Progress in working style reform and empowerment of women was another focus of shareholders’ critical attention. At a GSM for Mitsubishi Heavy Industries held on June 21, a shareholder asked the company about its view on the diversity of the board of directors.
Of Mitsubishi Heavy’s 11 directors, only one is female. In addition, women account for only 1.8% of the company’s management posts. President Shunichi Miyanaga asked for shareholders’ understanding by saying: “We will promote diversity as a pillar of the medium-term business plan (which was announced in May). We will contribute to capital gains by achieving growth based on our human resource strategy.”
President Hitoshi Ochi of Mitsubishi Chemical Holdings is advocating the contribution to the Sustainable Development Goals (SDGs) as a means to increase enterprises value. Responding to a shareholder’s complaint about the level of Mitsubishi Chemical’s share price, he explained the company’s long-term approach as follows: “Contributing to society through an increase in non-financial value and contributions to the SDGs will lead to an improvement in our overall enterprise value.”

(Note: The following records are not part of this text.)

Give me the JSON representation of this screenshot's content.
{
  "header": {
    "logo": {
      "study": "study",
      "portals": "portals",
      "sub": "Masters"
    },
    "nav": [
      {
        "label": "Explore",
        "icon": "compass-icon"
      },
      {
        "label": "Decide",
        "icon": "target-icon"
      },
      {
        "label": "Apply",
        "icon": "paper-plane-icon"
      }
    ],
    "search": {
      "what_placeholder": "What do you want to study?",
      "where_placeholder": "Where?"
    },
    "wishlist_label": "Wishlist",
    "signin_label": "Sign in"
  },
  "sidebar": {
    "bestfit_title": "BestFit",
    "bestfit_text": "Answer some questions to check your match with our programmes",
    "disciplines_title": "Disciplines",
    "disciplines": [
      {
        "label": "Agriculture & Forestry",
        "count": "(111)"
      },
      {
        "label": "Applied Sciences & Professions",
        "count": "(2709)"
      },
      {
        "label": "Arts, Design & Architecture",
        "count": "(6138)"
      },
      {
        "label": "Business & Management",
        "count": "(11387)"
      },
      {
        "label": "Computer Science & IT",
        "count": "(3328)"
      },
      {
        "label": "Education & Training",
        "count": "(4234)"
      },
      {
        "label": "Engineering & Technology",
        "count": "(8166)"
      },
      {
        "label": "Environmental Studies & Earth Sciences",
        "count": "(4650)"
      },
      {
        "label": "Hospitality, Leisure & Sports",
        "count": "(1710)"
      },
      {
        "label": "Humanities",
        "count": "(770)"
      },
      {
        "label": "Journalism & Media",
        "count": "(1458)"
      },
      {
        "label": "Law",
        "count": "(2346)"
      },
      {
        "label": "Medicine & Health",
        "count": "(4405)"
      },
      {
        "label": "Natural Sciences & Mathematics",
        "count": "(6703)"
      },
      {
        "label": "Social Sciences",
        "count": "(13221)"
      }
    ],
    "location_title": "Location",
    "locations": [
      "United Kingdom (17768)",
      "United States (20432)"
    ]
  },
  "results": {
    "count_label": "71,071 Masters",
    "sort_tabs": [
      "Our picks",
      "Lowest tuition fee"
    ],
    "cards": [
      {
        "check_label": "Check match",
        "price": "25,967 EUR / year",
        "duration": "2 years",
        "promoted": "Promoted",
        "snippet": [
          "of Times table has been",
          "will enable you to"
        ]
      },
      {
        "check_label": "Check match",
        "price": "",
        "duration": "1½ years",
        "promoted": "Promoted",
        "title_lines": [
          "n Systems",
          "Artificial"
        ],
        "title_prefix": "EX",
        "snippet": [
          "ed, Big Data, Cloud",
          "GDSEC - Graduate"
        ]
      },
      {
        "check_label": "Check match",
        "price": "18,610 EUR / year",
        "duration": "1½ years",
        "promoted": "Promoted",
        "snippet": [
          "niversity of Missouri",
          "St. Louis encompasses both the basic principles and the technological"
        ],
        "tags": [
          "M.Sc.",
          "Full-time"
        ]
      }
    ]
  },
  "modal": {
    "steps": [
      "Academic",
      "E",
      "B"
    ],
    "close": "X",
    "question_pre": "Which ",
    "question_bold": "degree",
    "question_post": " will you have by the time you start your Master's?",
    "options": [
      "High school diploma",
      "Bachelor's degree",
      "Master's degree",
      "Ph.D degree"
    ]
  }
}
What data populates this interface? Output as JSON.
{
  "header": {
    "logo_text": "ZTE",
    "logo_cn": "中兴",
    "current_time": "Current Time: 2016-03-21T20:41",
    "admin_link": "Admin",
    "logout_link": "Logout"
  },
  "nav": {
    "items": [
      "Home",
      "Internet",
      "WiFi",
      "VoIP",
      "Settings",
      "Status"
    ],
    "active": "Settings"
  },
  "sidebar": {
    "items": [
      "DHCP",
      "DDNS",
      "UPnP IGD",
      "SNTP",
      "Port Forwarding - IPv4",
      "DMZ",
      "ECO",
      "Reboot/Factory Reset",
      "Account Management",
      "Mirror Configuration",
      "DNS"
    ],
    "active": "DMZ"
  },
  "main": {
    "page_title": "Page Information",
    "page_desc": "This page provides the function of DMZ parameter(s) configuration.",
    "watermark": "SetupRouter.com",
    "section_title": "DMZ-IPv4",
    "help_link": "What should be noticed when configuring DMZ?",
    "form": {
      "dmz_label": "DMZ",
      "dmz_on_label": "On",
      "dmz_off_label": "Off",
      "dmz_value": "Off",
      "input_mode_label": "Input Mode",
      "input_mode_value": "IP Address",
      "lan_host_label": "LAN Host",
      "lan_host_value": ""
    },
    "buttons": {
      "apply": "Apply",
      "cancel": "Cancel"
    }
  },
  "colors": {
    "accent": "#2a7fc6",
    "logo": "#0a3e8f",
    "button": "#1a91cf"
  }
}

At a GSM on June 25, Fujitsu elected Professor Yoshiko Kojo of the University of Tokyo’s Graduate School of Arts and Sciences as an outside director. Professor Kojo is an expert on international political affairs. Introducing Professor Kojo to shareholders, Fujitsu President Tatsuya Tanaka said: “I am expecting advice concerning the SDGs initiative.” Foreign sales accounted for 36.5% of Fujitsu’s overall sales in 2017, and the company aims to raise the foreign sales ratio to 50% or higher in the future. Fujitsu is hoping to take advantage of the SDGs initiative to expand its foreign businesses.
Shareholders are encouraging companies to pursue ESG-oriented management through GSMs.